There’s an example that happened at SESC. Nowadays, cultural and educational spaces like SESC strengthen this opportunity to talk about identity, body and cabelo crespo quite a bit through braid and turbans workshops. Even with some resistance to the topic by some education professionals the return of our activities is always very positive as it is a space to demystify this black body, this hair always called bad and difficult. We always receive messages from people who empower themselves and opened beauty ventures from our workshop and we now have a different view on the “standards of beauty.” This issue of braids, of learning to braid hair.

Is there even greater prejudice against hair that is really crespo (kinky)?

I think there is but this prejudice with kinkier hair, with this question of relaxing. [Relaxing] is a way of straightening, isn’t it? So I think there is still an issue to be resolved with this type of hair. There’s a very curious story I saw this week, that in the United States they even divide the cabelo crespo into categories. Then mine, which is kinkier, would like a C4, and yours a C2. So there is, yes, it’s a barrier.


Cabelo crespo: fashion or a political act?

Wow, this is difficult (laughs). It may be fashionable; it can be a political act. The important thing is that the person, the woman mainly, has a right to her body, you know? That’s what matters. What she’ll do next, whether on the aesthetic side or more linked to the political manifesto, it’s an option, the issue is having the right to the body.

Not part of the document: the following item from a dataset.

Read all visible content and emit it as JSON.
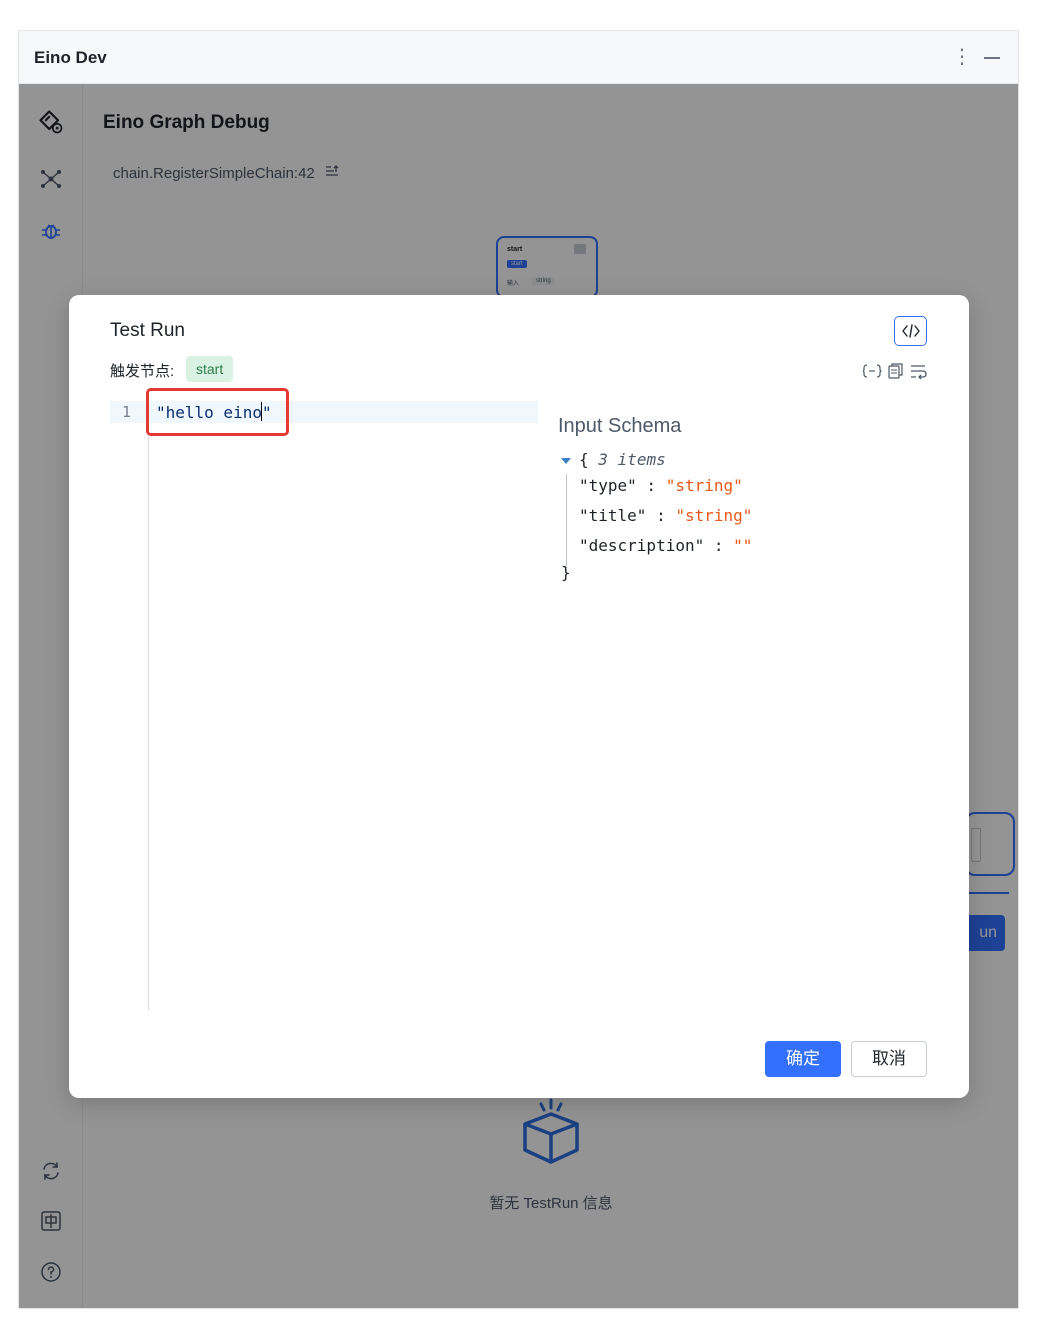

She has to have the right to use straighten and wear it natural too, and can’t have to be “accepted” by a concept of beauty created by society.

In addition to Lúcia, the Manifesto has Denna Hill, Nênis Vieira, Nina Vieira and Thays Quadros.

Manifesto Crespo
Manifesto Crespo

Trouble finding a specialized salon

In conversation for this report, Paula reported difficulty feels finding a salon that knows how to deal with cabelo crespo, which makes her even opt for home treatment. “I’ve gone to the salon to moisturize my hair and left (with it) drier than when I went. So I have to turn around, I’m experiencing, I’m changing, and it seems to have worked out by the compliments I get (laughs),” she said.

To clarify this aesthetic side, Terra tried to contact the Instituto Beleza Natural, even coming to submit questions to the company, but didn’t get responses before the publication of this report.

Source: Terra Beleza

About Marques Travae 3747 Articles
Marques Travae. For more on the creator and editor of BLACK WOMEN OF BRAZIL, see the interview here.

Be the first to comment

Leave a Reply

Your email address will not be published.


This site uses Akismet to reduce spam. Learn how your comment data is processed.